Editorial: Magazine hurts greeks, survivors


Editorials, columns and cartoons.

Editorial Board

The revelations that have become public knowledge following the debacle of Rolling Stone reporting on the alleged fraternity gang rape of a student named “Jackie” at the University of Virginia has shown the worst side of journalism. It has also set back the struggles of sexual assault survivors across the nation.

Perhaps the largest threat to eliminating the sexual assault culture that does indeed exist on college campuses is to publish false or exaggerated stories about sexual assault. As it has become evident, this was the case in Rolling Stone’s publication of “Rape on Campus” last year.

The Columbia School of Journalism recently released a report on the story, a report that Rolling Stone itself invited, that said the magazine’s “failure may have spread the idea that many women invent rape allegations.”

If this speculation in the report is true, then the journalistic process — or the failing thereof in this circumstance — has let down both present and future sexual assault survivors. The story set out to illustrate the reality of dangers of sexual assaults on campus and advance advocacy efforts for sexual assault survivors, as well as sexual assault prevention programs, but instead they have hindered any such efforts. Hopefully not for long, but the ability for survivors to have their stories heard and believed has certainly moved in reverse.

It is also worth noting the greek system and one fraternity chapter in particular, Phi Kappa Psi, came under heavy fire and was the subject of far more scrutiny than it deserved. The entire greek institution was indicted at times as a result of this story.

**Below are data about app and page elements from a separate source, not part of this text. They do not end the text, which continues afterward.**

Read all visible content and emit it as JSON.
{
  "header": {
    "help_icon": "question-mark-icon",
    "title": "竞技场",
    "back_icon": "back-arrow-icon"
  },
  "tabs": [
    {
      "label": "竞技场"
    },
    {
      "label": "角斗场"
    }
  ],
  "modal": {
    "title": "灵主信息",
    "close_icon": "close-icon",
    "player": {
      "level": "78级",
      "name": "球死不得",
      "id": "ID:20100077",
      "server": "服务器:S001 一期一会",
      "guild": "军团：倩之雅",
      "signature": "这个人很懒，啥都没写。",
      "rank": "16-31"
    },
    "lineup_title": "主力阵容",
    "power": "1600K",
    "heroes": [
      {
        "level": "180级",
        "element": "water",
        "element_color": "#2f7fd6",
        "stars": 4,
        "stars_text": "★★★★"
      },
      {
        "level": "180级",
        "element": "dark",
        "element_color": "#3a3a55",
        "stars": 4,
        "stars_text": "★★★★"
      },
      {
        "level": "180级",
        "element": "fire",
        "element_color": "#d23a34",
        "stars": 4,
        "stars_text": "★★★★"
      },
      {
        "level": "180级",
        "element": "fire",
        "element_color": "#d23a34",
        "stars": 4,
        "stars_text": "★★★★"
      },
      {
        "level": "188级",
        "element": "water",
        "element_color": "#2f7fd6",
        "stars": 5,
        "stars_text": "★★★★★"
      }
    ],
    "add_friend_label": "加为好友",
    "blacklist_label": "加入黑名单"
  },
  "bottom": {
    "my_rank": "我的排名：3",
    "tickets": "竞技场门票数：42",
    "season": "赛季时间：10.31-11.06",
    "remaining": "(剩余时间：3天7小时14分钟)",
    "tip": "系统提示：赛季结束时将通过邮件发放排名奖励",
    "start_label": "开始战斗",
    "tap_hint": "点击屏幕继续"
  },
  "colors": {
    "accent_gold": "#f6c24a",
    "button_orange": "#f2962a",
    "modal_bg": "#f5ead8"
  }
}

Even while a member of Iowa State’s greek system has had it’s own allegations of sexual assault this year, it is especially important to remember that each chapter — and by extension, each member — should be judged individually, by their own merits, just as it would be the case in any other attempt to prove guilt or apply blame.

Accordingly, the University of Virginia Phi Kappa Psi chapter is planning to “pursue all available legal actions against the magazine,” as is their right. If the assertion is that the fraternity chapter was libeled by Rolling Stone and had its reputation tarnished, then it’s hard to formulate a counterargument as it appears the facts became of secondary importance, taking a backseat as increased readership became the priority.

Rolling Stone and the author of “Rape on Campus,” Sabrina Rubin Erdely, have since apologized and taken responsibility for any damage the story may have done or will do in the future for the struggles of sexual assault survivors. Erdely herself said she does not want her errors in reporting the story to “silence the voices of victims that need to be heard.” The words “too little, too late,” seem apt for this apology.

This editorial board only hopes the damage can be reversed, and swiftly.